We and the sergeants were still drawing a lot of fire. I told the company commander that I was going to get them. He objected, but I left my foxhole and went anyway. The platoon kept up their fire, shooting just over our heads.
I reached the Platoon Sergeant first. He told me to see to Sgt. Pinney, who was hit worse. Pinney was several feet away from the Platoon Sergeant at this point. I reached him quickly and saw that the Platoon Sergeant was right. Pinney's wounds were more severe. I never saw so much blood in my life. I was able to drag Sgt. Pinney back to our foxholes. I stopped a couple of times along the way to return the enemy's fire with my .45.
Then I went to retrieve the Platoon Sergeant. The platoon was still providing covering fire, and I was able to drag the Platoon Sergeant to safety. I called for one of the guys to help, and he came out and helped for the last several yards.
When I got back to Sgt. Pinney, he was clearly dying. We tried to stop the bleeding, but with little effect. I yelled to the radio operator that we needed a medevac helicopter. He called for one, with the captain's permission.
Within 25 or 30 minutes, choppers arrived to provide air support. They suppressed the enemy in the area, so the medevac chopper could come in.
I had received some minor wounds and was sent to the aid station to be patched up. When I returned, Sgt. Pinney had already been flown out. I never saw him again. I knew that he would not survive.
His last words to me were, "I'm gonna go home."

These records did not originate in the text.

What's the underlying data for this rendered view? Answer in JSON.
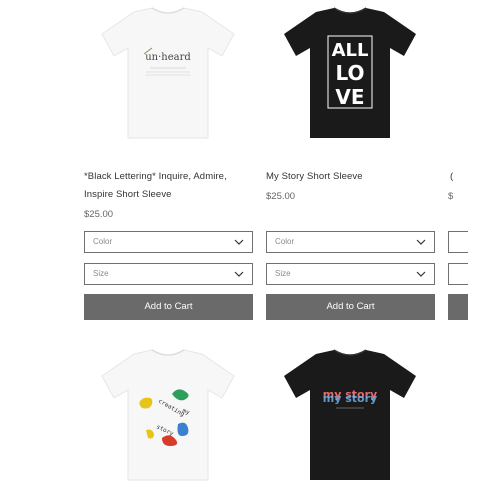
{
  "products": [
    {
      "title": "*Black Lettering* Inquire, Admire, Inspire Short Sleeve",
      "price": "$25.00",
      "color_placeholder": "Color",
      "size_placeholder": "Size",
      "add_to_cart": "Add to Cart",
      "shirt_color": "#ffffff",
      "print_text": "un·heard"
    },
    {
      "title": "My Story Short Sleeve",
      "price": "$25.00",
      "color_placeholder": "Color",
      "size_placeholder": "Size",
      "add_to_cart": "Add to Cart",
      "shirt_color": "#1a1a1a",
      "print_lines": [
        "ALL",
        "LO",
        "VE"
      ]
    },
    {
      "shirt_color": "#ffffff",
      "print_lines": [
        "creating",
        "my",
        "story"
      ]
    },
    {
      "shirt_color": "#1a1a1a",
      "print_lines": [
        "my story",
        "my story"
      ]
    }
  ],
  "partial_column": {
    "title_fragment": "(",
    "price_fragment": "$"
  },
  "colors": {
    "button_bg": "#6a6a6a",
    "border": "#707070",
    "text": "#333333"
  }
}
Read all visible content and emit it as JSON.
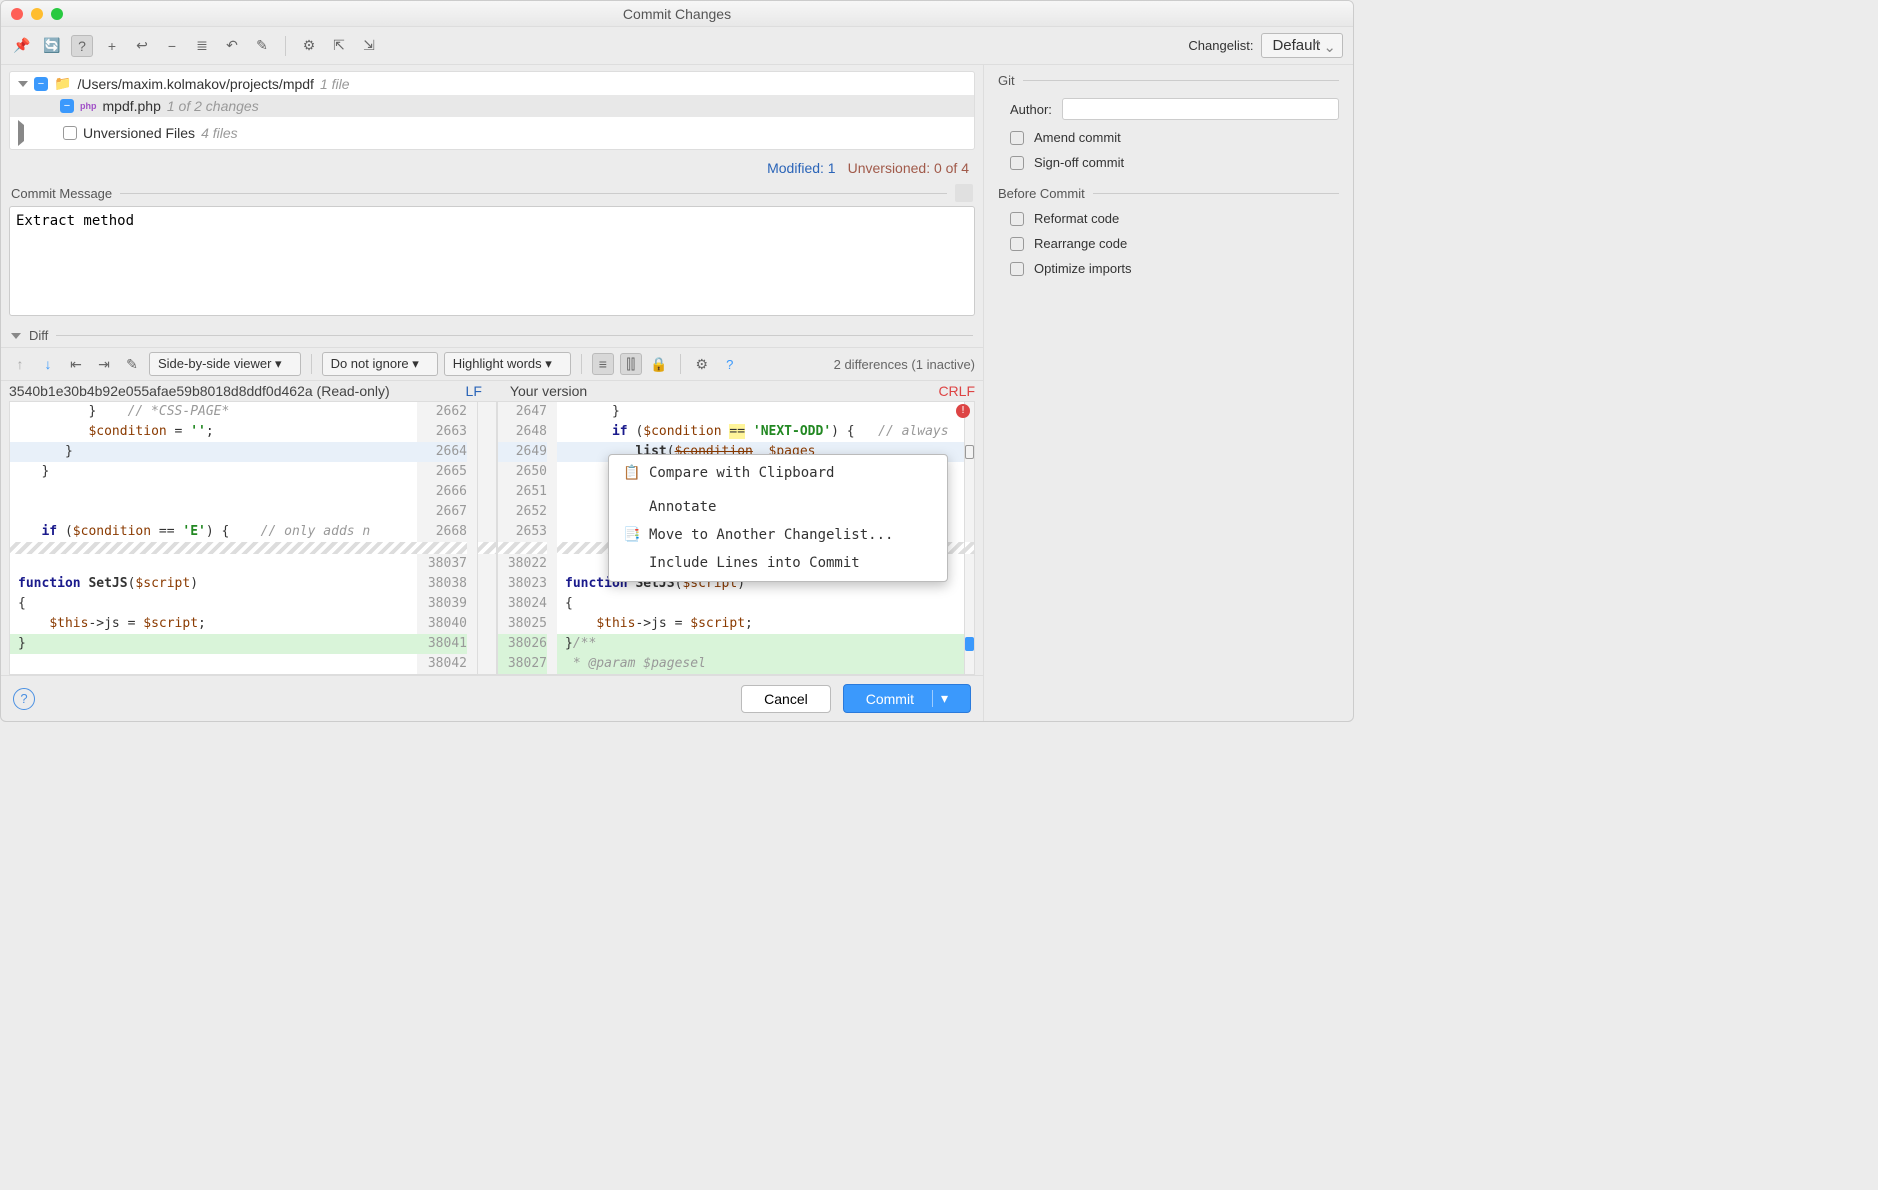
{
  "window": {
    "title": "Commit Changes"
  },
  "toolbar": {
    "changelist_label": "Changelist:",
    "changelist_value": "Default"
  },
  "tree": {
    "root_path": "/Users/maxim.kolmakov/projects/mpdf",
    "root_suffix": "1 file",
    "file_name": "mpdf.php",
    "file_suffix": "1 of 2 changes",
    "unversioned_label": "Unversioned Files",
    "unversioned_suffix": "4 files"
  },
  "status": {
    "modified": "Modified: 1",
    "unversioned": "Unversioned: 0 of 4"
  },
  "commit_msg": {
    "label": "Commit Message",
    "text": "Extract method"
  },
  "right_panel": {
    "git_label": "Git",
    "author_label": "Author:",
    "author_value": "",
    "amend": "Amend commit",
    "signoff": "Sign-off commit",
    "before_label": "Before Commit",
    "reformat": "Reformat code",
    "rearrange": "Rearrange code",
    "optimize": "Optimize imports"
  },
  "diff": {
    "label": "Diff",
    "viewer": "Side-by-side viewer",
    "ignore": "Do not ignore",
    "highlight": "Highlight words",
    "count": "2 differences (1 inactive)",
    "left_header": "3540b1e30b4b92e055afae59b8018d8ddf0d462a (Read-only)",
    "left_enc": "LF",
    "right_header": "Your version",
    "right_enc": "CRLF",
    "left_lines": [
      "2662",
      "2663",
      "2664",
      "2665",
      "2666",
      "2667",
      "2668"
    ],
    "left_lines2": [
      "38037",
      "38038",
      "38039",
      "38040",
      "38041",
      "38042"
    ],
    "right_lines": [
      "2647",
      "2648",
      "2649",
      "2650",
      "2651",
      "2652",
      "2653"
    ],
    "right_lines2": [
      "38022",
      "38023",
      "38024",
      "38025",
      "38026",
      "38027"
    ]
  },
  "context_menu": {
    "compare": "Compare with Clipboard",
    "annotate": "Annotate",
    "move": "Move to Another Changelist...",
    "include": "Include Lines into Commit"
  },
  "footer": {
    "cancel": "Cancel",
    "commit": "Commit"
  }
}
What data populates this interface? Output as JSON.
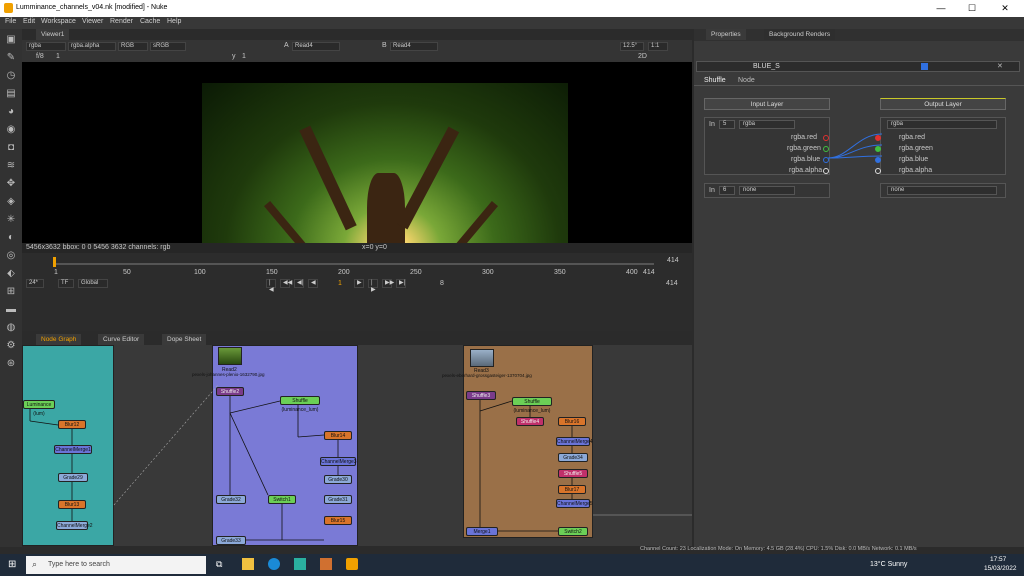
{
  "window": {
    "title": "Lumminance_channels_v04.nk [modified] - Nuke",
    "minimize": "—",
    "maximize": "☐",
    "close": "✕"
  },
  "menu": [
    "File",
    "Edit",
    "Workspace",
    "Viewer",
    "Render",
    "Cache",
    "Help"
  ],
  "viewer": {
    "tab": "Viewer1",
    "channels": "rgba",
    "alpha": "rgba.alpha",
    "display": "RGB",
    "colorspace": "sRGB",
    "input_a_label": "A",
    "input_a": "Read4",
    "input_b_label": "B",
    "input_b": "Read4",
    "zoom": "12.5°",
    "ratio": "1:1",
    "frame": "f/8",
    "one": "1",
    "y_label": "y",
    "y": "1",
    "mode2d": "2D",
    "info": "5456x3632  bbox: 0 0 5456 3632 channels: rgb",
    "coords": "x=0 y=0"
  },
  "timeline": {
    "ticks": [
      "1",
      "50",
      "100",
      "150",
      "200",
      "250",
      "300",
      "350",
      "400",
      "414"
    ],
    "end": "414",
    "current": "1",
    "fps": "24*",
    "tf": "TF",
    "scope": "Global",
    "step": "8",
    "end2": "414"
  },
  "bottom_tabs": [
    "Node Graph",
    "Curve Editor",
    "Dope Sheet"
  ],
  "node_graph": {
    "read2": {
      "name": "Read2",
      "file": "pexels-johannes-plenio-1632790.jpg",
      "info": "fr: range (1 - 1)"
    },
    "read_b": {
      "name": "Read3",
      "file": "pexels-eberhard-grossgasteiger-1370704.jpg",
      "info": "fr: range (1 - 1)"
    },
    "nodes": {
      "luma1": "Luminance (lum)",
      "blur12": "Blur12",
      "cm1": "ChannelMerge1",
      "grade29": "Grade29",
      "blur13": "Blur13",
      "cm2": "ChannelMerge2",
      "shuffle2": "Shuffle2",
      "lum2": "Shuffle (luminance_lum)",
      "blur14": "Blur14",
      "cm3": "ChannelMerge3",
      "grade30": "Grade30",
      "blur15": "Blur15",
      "grade31": "Grade31",
      "grade32": "Grade32",
      "rb2": "Switch1",
      "grade33": "Grade33",
      "shuffle3": "Shuffle3",
      "lum3": "Shuffle (luminance_lum)",
      "shuffle4": "Shuffle4",
      "blur16": "Blur16",
      "cm4": "ChannelMerge4",
      "grade34": "Grade34",
      "shuffle5": "Shuffle5",
      "blur17": "Blur17",
      "cm5": "ChannelMerge5",
      "merge": "Merge1",
      "switch2": "Switch2"
    }
  },
  "properties": {
    "tab": "Properties",
    "tab2": "Background Renders",
    "node_name": "BLUE_S",
    "subtabs": [
      "Shuffle",
      "Node"
    ],
    "input_layer": "Input Layer",
    "output_layer": "Output Layer",
    "in_label": "In",
    "in_num": "5",
    "in_layer": "rgba",
    "out_layer": "rgba",
    "in2_num": "6",
    "in2_layer": "none",
    "out2_layer": "none",
    "in_channels": [
      "rgba.red",
      "rgba.green",
      "rgba.blue",
      "rgba.alpha"
    ],
    "out_channels": [
      "rgba.red",
      "rgba.green",
      "rgba.blue",
      "rgba.alpha"
    ],
    "colors": {
      "red": "#e03030",
      "green": "#40c040",
      "blue": "#3070e0",
      "alpha": "#dddddd"
    }
  },
  "status": "Channel Count: 23  Localization Mode: On  Memory: 4.5 GB (28.4%)  CPU: 1.5%  Disk: 0.0 MB/s  Network: 0.1 MB/s",
  "taskbar": {
    "search": "Type here to search",
    "weather": "13°C  Sunny",
    "time": "17:57",
    "date": "15/03/2022"
  }
}
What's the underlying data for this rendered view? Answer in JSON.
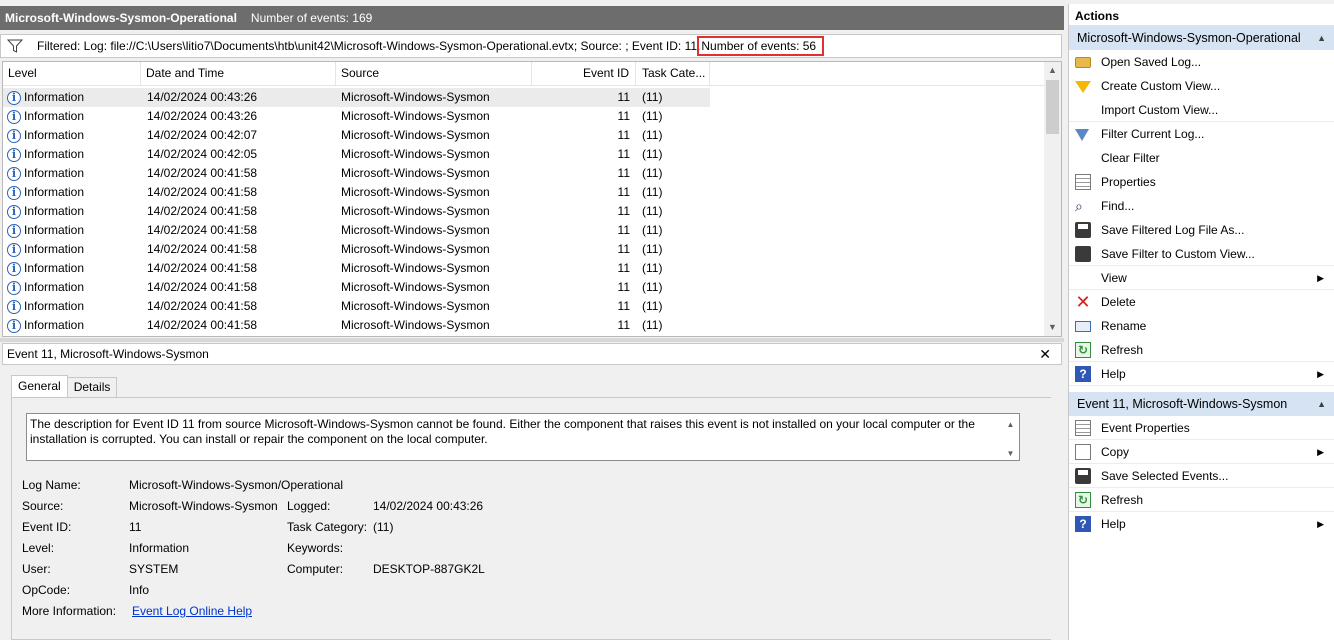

I credit Sgt. Pinney with saving the life of his platoon sergeant at the price of his own.
Copyright 2010 by David Rodeback.